━━ PROVIDED DATA ━━

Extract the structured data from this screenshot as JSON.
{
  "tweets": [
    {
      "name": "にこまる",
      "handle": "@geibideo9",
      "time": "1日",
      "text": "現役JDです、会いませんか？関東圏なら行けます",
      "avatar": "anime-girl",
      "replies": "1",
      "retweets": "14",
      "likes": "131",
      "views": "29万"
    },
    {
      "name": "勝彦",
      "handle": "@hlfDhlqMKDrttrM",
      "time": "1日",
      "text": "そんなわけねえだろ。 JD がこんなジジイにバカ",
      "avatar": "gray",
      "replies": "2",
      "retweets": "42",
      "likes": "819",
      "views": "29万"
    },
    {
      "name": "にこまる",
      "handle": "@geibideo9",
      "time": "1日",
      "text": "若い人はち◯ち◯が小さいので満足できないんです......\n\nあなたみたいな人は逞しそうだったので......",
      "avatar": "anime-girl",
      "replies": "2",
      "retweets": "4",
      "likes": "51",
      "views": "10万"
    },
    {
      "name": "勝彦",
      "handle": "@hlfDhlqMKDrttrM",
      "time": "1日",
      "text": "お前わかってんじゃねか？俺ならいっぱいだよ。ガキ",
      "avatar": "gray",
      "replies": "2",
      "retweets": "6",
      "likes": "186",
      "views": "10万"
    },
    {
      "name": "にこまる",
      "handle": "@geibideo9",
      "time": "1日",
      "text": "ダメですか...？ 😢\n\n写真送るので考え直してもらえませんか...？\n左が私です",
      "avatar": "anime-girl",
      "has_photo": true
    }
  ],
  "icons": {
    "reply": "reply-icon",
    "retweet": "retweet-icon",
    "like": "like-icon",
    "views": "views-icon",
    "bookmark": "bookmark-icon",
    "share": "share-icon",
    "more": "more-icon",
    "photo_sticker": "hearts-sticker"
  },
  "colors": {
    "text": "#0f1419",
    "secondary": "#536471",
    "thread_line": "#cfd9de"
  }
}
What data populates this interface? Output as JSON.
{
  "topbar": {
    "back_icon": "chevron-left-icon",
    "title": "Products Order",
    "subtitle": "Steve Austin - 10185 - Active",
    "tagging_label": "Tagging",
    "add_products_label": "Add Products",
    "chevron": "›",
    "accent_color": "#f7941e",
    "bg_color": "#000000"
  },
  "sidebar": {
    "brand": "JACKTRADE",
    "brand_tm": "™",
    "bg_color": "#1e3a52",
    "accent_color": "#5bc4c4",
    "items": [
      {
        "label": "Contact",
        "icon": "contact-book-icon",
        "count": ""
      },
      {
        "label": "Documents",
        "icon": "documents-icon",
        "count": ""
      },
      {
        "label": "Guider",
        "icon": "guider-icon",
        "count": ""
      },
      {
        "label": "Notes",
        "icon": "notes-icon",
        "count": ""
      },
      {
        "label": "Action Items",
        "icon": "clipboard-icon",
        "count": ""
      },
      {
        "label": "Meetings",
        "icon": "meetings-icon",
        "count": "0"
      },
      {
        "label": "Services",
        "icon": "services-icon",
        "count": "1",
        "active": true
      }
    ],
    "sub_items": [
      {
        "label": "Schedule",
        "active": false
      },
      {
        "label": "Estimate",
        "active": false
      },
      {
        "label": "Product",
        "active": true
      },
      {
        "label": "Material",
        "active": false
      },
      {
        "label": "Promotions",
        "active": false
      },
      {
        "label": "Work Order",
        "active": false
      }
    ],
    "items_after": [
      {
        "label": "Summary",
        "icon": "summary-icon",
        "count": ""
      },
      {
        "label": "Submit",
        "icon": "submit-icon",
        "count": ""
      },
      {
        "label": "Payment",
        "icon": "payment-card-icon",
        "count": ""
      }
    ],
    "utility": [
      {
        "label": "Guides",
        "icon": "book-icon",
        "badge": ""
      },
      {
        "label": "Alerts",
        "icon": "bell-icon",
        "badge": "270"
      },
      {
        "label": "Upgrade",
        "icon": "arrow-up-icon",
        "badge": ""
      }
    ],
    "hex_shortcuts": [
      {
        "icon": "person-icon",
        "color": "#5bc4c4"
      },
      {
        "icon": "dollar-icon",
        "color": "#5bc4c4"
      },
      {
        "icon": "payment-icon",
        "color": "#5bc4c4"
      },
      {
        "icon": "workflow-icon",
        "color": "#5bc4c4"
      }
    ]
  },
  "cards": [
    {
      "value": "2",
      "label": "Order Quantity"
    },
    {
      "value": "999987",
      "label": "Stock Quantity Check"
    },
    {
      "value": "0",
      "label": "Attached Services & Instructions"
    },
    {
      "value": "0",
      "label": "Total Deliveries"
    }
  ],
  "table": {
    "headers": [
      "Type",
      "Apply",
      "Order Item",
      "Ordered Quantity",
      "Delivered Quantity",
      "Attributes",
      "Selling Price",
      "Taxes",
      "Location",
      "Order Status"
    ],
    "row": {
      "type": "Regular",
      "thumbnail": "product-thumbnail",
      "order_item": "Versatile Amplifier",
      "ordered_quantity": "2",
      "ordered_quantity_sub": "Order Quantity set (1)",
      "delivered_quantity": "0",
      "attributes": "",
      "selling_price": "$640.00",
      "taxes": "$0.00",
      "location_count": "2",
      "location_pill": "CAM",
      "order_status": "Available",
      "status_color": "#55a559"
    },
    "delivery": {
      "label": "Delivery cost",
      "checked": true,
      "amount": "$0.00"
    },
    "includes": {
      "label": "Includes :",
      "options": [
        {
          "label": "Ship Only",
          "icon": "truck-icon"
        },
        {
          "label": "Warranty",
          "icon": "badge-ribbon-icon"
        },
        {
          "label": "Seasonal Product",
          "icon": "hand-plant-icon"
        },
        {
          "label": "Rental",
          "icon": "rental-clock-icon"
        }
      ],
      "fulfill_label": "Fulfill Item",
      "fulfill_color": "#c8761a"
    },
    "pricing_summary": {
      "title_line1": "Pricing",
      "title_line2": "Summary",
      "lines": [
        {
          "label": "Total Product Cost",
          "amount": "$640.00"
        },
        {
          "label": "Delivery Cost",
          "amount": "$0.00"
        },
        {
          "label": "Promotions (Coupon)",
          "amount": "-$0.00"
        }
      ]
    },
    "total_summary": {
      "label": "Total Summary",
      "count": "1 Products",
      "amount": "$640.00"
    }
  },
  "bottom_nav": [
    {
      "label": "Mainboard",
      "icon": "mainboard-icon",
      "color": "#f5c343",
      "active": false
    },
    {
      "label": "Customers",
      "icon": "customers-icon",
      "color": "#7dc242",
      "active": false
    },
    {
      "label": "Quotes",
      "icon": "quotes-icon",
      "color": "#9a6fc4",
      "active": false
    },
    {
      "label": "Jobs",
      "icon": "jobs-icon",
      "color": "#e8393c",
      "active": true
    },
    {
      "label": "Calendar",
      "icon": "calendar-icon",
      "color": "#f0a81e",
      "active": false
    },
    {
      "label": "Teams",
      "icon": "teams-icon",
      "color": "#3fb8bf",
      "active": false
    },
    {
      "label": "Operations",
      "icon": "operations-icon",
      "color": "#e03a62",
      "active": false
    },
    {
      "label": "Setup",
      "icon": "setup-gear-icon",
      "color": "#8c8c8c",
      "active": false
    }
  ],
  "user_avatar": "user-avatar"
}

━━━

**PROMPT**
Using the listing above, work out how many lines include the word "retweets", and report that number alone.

**RESPONSE BELOW**
4